A reagent that reduces (adds electrons to) another species
Define 'standard electrode potential of a half cell'
The EMF of a half cell compared with a standard hydrogen half cell, measured at 298K with solution concentrations of 1 mol dm^-3 and a gas pressure of 100 kPa
How does a fuel cell create a voltage?
It uses the energy from the reaction of a fuel with oxygen
Scientists in the car industry are developing fuel cell vehicles (FCVs) fuelled by:

What is the advantage of FCVs?
Hydrogen gas and hydrogen rich fuels

Less pollution and less CO2
Greater efficiency
How can hydrogen be stored in FCVs?
As a liquid under pressure

ADsorbed on the surface of a solid material

ABsorbed within a solid material
What are the limitations of hydrogen fuel cells? (3) - Get 3 points!
Storage and transport

Limited lifetime, high production costs

Use of toxic chemicals in their production
Hydrogen is an energy carrier, not an energy...
What are the limitations of a hydrogen economy? (3)
Public and political acceptance of hydrogen as a fuel

Handling and maintenance of hydrogen systems

Initial manufacture of hydrogen (energy requiring)
Colour: Cu2+
Colour: Cu(OH)2
Colour: Fe2+
Pale green
Colour: Fe(OH)2
Colour: Fe3+
Colour: Fe(OH)3
Colour: Co2+
Colour: Co(OH)2
Blue-green --> Pink
What is a ligand?
A molecule or ion that can donate a pair of electrons with the transition metal ion to form a coordinate bond.
What is a complex ion?
A transition metal ion bonded to one or more ligands by coordinate bonds.
What is the coordination number?
The total number of coordinate bonds formed between the central metal ion and any ligands
What is an example of a complex with a sixfold coordination number and octahedral bonding?
What is a bidentate ligand?
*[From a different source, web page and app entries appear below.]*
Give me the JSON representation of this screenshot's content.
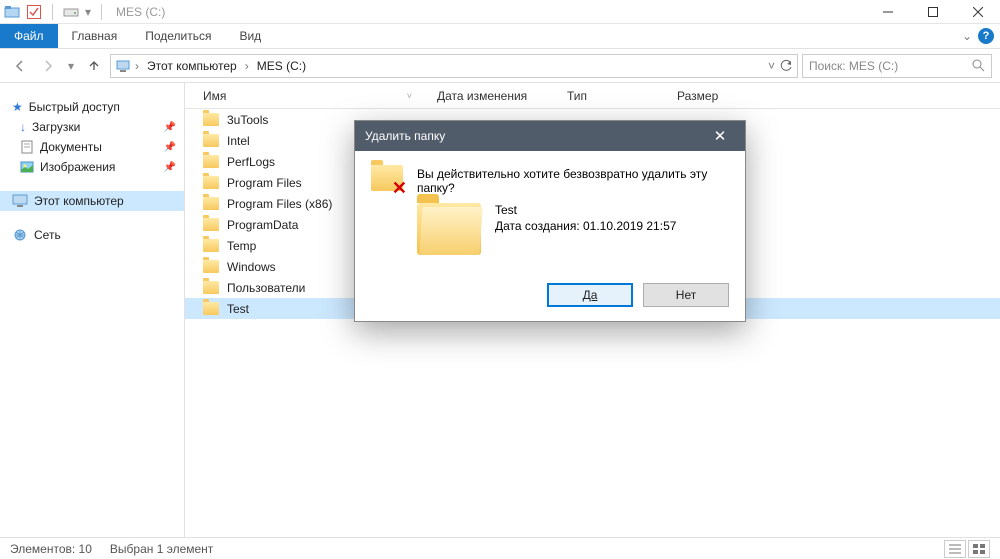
{
  "window": {
    "title": "MES (C:)"
  },
  "ribbon": {
    "file": "Файл",
    "tabs": [
      "Главная",
      "Поделиться",
      "Вид"
    ]
  },
  "breadcrumbs": [
    "Этот компьютер",
    "MES (C:)"
  ],
  "search": {
    "placeholder": "Поиск: MES (C:)"
  },
  "sidebar": {
    "quick": {
      "label": "Быстрый доступ",
      "items": [
        {
          "label": "Загрузки",
          "pinned": true
        },
        {
          "label": "Документы",
          "pinned": true
        },
        {
          "label": "Изображения",
          "pinned": true
        }
      ]
    },
    "thispc": {
      "label": "Этот компьютер",
      "selected": true
    },
    "network": {
      "label": "Сеть"
    }
  },
  "columns": {
    "name": "Имя",
    "date": "Дата изменения",
    "type": "Тип",
    "size": "Размер"
  },
  "files": [
    {
      "name": "3uTools"
    },
    {
      "name": "Intel"
    },
    {
      "name": "PerfLogs"
    },
    {
      "name": "Program Files"
    },
    {
      "name": "Program Files (x86)"
    },
    {
      "name": "ProgramData"
    },
    {
      "name": "Temp"
    },
    {
      "name": "Windows"
    },
    {
      "name": "Пользователи"
    },
    {
      "name": "Test",
      "selected": true
    }
  ],
  "status": {
    "count": "Элементов: 10",
    "selection": "Выбран 1 элемент"
  },
  "dialog": {
    "title": "Удалить папку",
    "question": "Вы действительно хотите безвозвратно удалить эту папку?",
    "item_name": "Test",
    "created": "Дата создания: 01.10.2019 21:57",
    "yes": "Да",
    "no": "Нет"
  }
}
What's an example of one?
A ligand that can donate two lone pairs of electrons to the central metal ion to form two coordinate bonds.

'en' (NH2CH2CH2NH2)
What is the bond angle between the two groups of a cis isomer?
What is the bond angle between the two groups of a trans isomer?
What is the bond angle in a tetrahedral shape and when does tetrahedral bonding occur?
109.5*, and when all the groups are the same(?)
What is required for optical isomerism? (3)
A complex with three molecules of a bidentate ligand

A complex with two molecules of a bidentate ligand and two molecules of a monodentate ligand

A complex with one hexadentate ligand ([Cu(EDTA)]2-)
What is the use of cis-platin? How does it act?
It is an anti-cancer drug and its acts by binding to DNA in cancer cells, thus preventing division.
Colour: [Cu(H2O)6]2+
Pale blue
Colour: [Cu(NH3)4(H2O)2]2+
Deep blue
Colour: [CuCl4]2-
Colour: [Co(H2O]6]2+
Colour: [CoCl4]2-
What's special about the bonding in [Cu(NH3)4(H2O)2]2+?
It's a 'distorted octohedral' shape with the Cu-H2O bonds longer than the rest.
[Cu(H2O)6]2+ + 4NH3 <-->
[Cu(NH3)4(H2O)2]2+ + 4H2O

Remember: aqueous
[Cu(H2O)6]2+ + 4Cl- <-->
[CuCl4]2- + 6H2O

Remember: aqueous
[Co(H2O)6]2+ + 4Cl- <-->
[CoCl4]2- + 6H2O

Remember: aqueous
When initially adding copper(II) ions to HCl, what is the colour change?
Green (then yellow)
Why do only four Cl molecules bind to an ion instead of six?
They are larger and cannot fit six
What initially happens on addition of aqueous copper(II) ions and ammonia?
The solution turns blue from the precipitate of copper(II) hydroxide (Cu(OH)2). Cu reacts with OH- ions in the solution.
What is the importance of iron in haemoglobin?
It is the central ion in haemoglobin and forms four dative covalent bonds from the nitrogen atoms in a PORPHYRIN RING. It also binds to an AA on the globin molecule. The sixth ligand in the complex is OXYGEN
Why is CO toxic?
It binds to the central Fe2+ ion more strongly than oxygen and replaces it in the complex. Oxygen therefore cannot be carried around the body, causing ASPHYXIATION.
HbO2 + CO <-->
HbCO + O2
What is the stability constant?
The equilibrium constant for an equilibrium existing between a transiiton metal ion surrounded by water ligands and the complex formed when the same ion has undergone a ligand substitution.

What does a high value of K(stab) tell you?
That the equilibrium lies to the right and is stable.
What is important to omit in K(stab)?
The concentration of water
In the redox equation of Mn and F2, what is the ratio?
1 Mn to 5 Fe2+
What is the colour of MnO4- ions?
In the redox reaction of Mn and Fe - what colour is the end point?